- INSTRUCTIONS TO FOLLOW -
Without the images, print all the entries below exactly as given.

Stored items from a collection
Segment Open

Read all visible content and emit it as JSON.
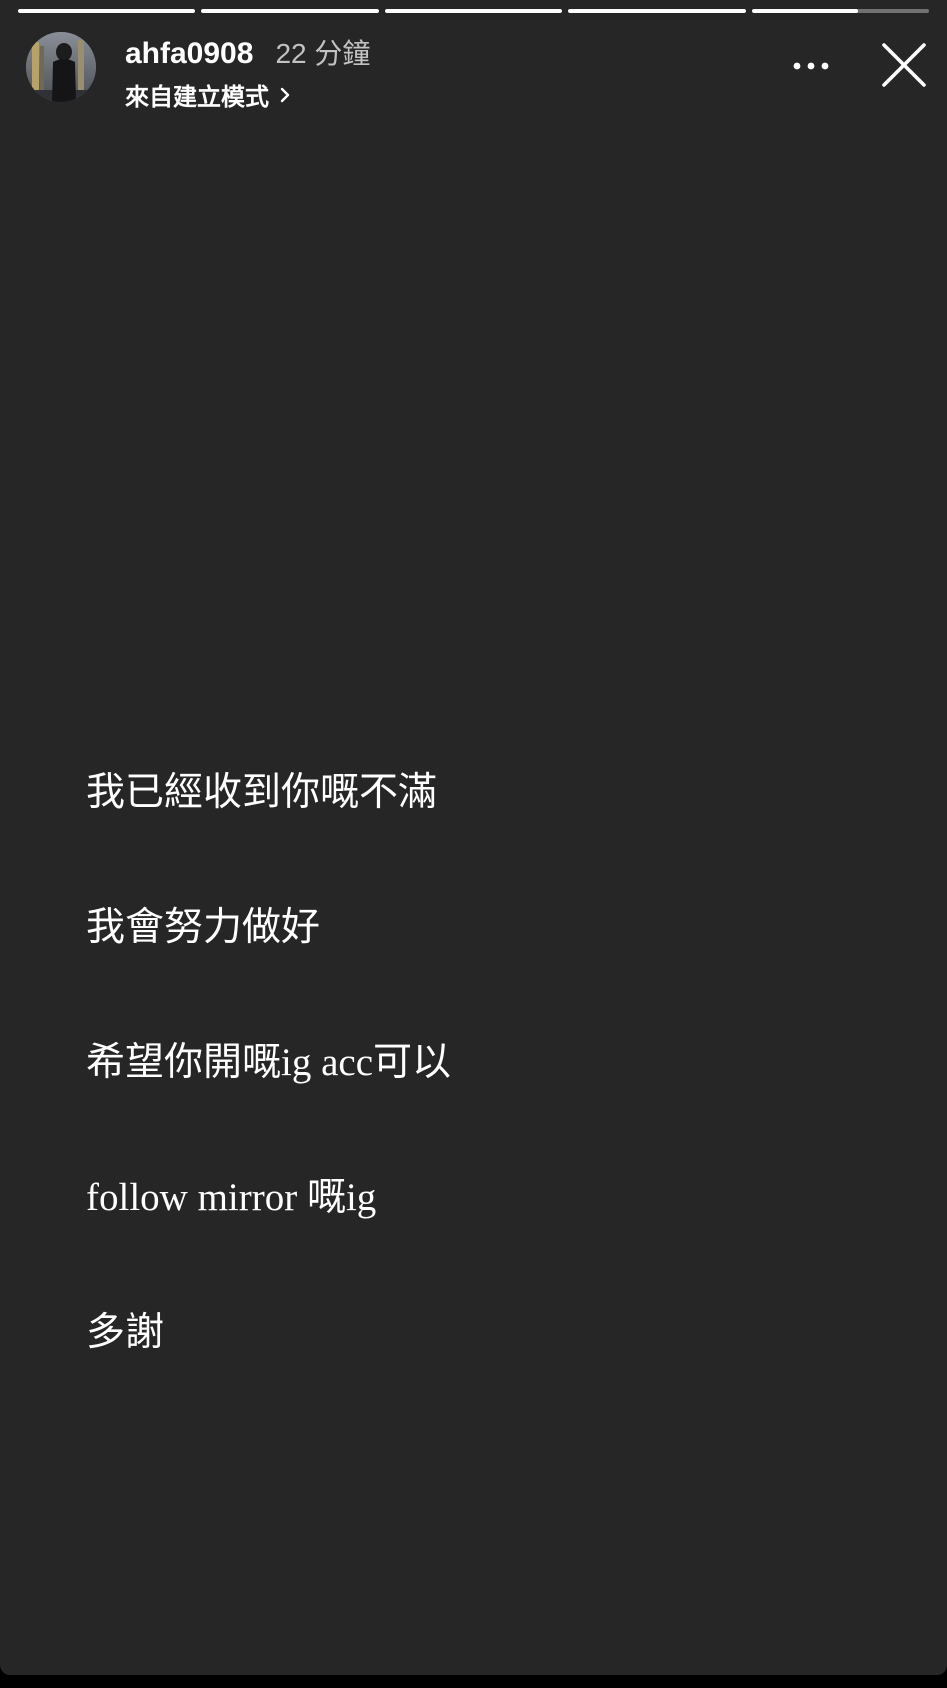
{
  "story": {
    "username": "ahfa0908",
    "timestamp": "22 分鐘",
    "subtitle": "來自建立模式",
    "progress": [
      1,
      1,
      1,
      1,
      0.6
    ],
    "lines": [
      "我已經收到你嘅不滿",
      "我會努力做好",
      "希望你開嘅ig acc可以",
      "follow mirror 嘅ig",
      "多謝"
    ]
  },
  "icons": {
    "avatar": "avatar-photo",
    "chevron": "chevron-right-icon",
    "more": "more-horizontal-icon",
    "close": "close-icon"
  },
  "colors": {
    "background": "#262626",
    "text": "#ffffff",
    "progress_track": "rgba(255,255,255,0.35)",
    "progress_fill": "#ffffff"
  }
}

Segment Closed

- THE ANSWER -
Read all visible content and emit it as JSON.
{
  "story": {
    "username": "ahfa0908",
    "timestamp": "22 分鐘",
    "subtitle": "來自建立模式",
    "progress": [
      1,
      1,
      1,
      1,
      0.6
    ],
    "lines": [
      "我已經收到你嘅不滿",
      "我會努力做好",
      "希望你開嘅ig acc可以",
      "follow mirror 嘅ig",
      "多謝"
    ]
  },
  "icons": {
    "avatar": "avatar-photo",
    "chevron": "chevron-right-icon",
    "more": "more-horizontal-icon",
    "close": "close-icon"
  },
  "colors": {
    "background": "#262626",
    "text": "#ffffff",
    "progress_track": "rgba(255,255,255,0.35)",
    "progress_fill": "#ffffff"
  }
}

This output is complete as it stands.